╭─ PROVIDED DATA

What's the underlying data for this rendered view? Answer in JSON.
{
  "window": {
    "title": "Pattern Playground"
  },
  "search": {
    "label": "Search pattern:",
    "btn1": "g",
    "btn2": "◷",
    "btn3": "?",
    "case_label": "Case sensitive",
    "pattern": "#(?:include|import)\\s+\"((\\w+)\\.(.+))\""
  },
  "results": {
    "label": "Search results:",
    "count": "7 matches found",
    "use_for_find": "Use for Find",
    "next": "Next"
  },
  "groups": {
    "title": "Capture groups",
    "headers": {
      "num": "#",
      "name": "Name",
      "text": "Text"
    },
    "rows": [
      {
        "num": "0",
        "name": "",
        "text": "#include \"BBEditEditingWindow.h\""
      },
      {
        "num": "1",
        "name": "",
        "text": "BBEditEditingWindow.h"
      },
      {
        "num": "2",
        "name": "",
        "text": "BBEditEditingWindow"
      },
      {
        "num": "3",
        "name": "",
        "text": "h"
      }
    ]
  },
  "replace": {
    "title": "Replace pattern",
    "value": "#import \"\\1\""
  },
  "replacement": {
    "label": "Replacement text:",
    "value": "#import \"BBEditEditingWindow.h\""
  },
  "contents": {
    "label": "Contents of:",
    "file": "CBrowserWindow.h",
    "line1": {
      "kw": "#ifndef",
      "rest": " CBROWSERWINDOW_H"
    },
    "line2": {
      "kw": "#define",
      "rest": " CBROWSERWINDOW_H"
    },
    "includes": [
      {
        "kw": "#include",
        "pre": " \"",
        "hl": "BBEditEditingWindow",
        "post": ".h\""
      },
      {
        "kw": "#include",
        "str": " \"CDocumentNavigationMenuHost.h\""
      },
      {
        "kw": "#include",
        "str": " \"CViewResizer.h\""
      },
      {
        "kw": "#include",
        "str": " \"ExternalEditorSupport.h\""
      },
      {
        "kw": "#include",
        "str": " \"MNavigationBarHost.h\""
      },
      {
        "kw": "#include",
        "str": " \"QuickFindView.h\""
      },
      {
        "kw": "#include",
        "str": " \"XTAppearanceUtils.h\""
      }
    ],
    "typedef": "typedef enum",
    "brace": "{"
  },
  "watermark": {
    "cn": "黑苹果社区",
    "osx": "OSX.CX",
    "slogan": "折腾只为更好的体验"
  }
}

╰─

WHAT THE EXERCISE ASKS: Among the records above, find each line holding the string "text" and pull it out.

OUTPUT OF THE TASK:
      "text": "Text"
        "text": "#include \"BBEditEditingWindow.h\""
        "text": "BBEditEditingWindow.h"
        "text": "BBEditEditingWindow"
        "text": "h"
    "label": "Replacement text:",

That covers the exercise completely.